Heligan, seat of the Tremayne family for more than 400 years, is one of the most mysterious estates in England.
At the end of the nineteenth century its thousand acres were at their zenith, but only a few years later bramble and ivy were already drawing a green veil over this “Sleeping Beauty”.
After decades of neglect, the devastating hurricane of 1990 should have consigned the Lost Gardens of Heligan to a footnote in history.
The discovery of a tiny room, buried under fallen masonry in the corner of one of the walled gardens, was to unlock the secret of their demise. A motto etched into the limestone walls in barely legible pencil still reads “Don’t come here to sleep or slumber” with the names of those who worked there signed under the date – August 1914.
Fired by a magnificent obsession to bring these once glorious gardens back to life in every sense and to tell, for the first time, not tales of lords and ladies but of those “ordinary” people who had made these gardens great, before departing for the Great War.
Heligan have now established a large working team with its own vision for their third decade. The award-winning garden restoration is already internationally acclaimed; but the lease now extends into well over 300 acres of the Wider Estate, leaving the project far from complete.
Heligan intend to remain a living and working example of the best of past practice, offering public access into the heart of what they do.

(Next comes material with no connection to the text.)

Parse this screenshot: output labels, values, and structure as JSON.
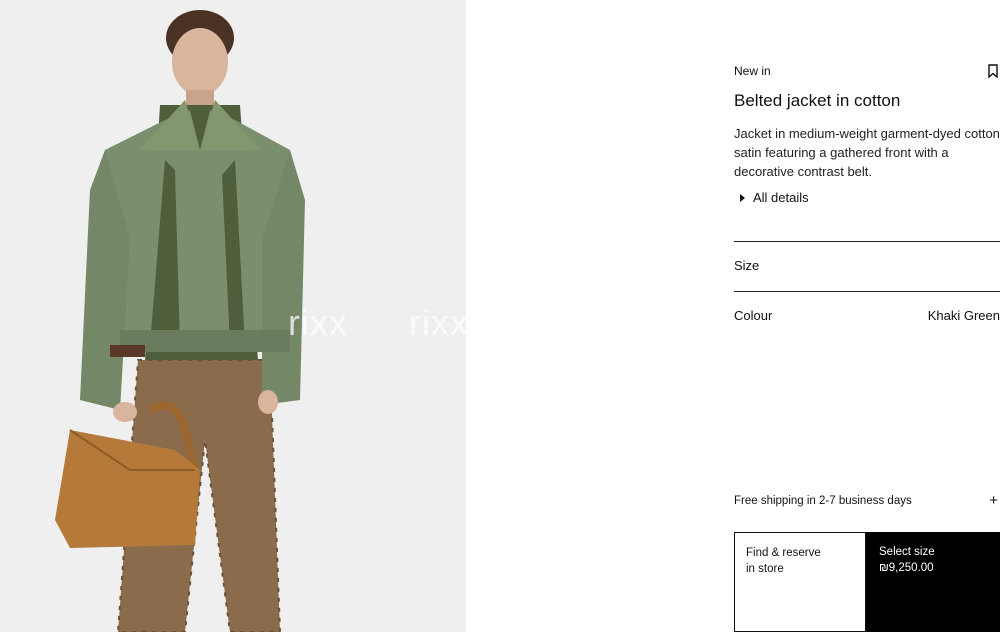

With a contemporary focus to work with nature, accepting and respecting it and protecting and enhancing the variety of habitats with which the project is endowed, Heligan is a must visit for anyone wanting to see the best this beautiful County has to offer.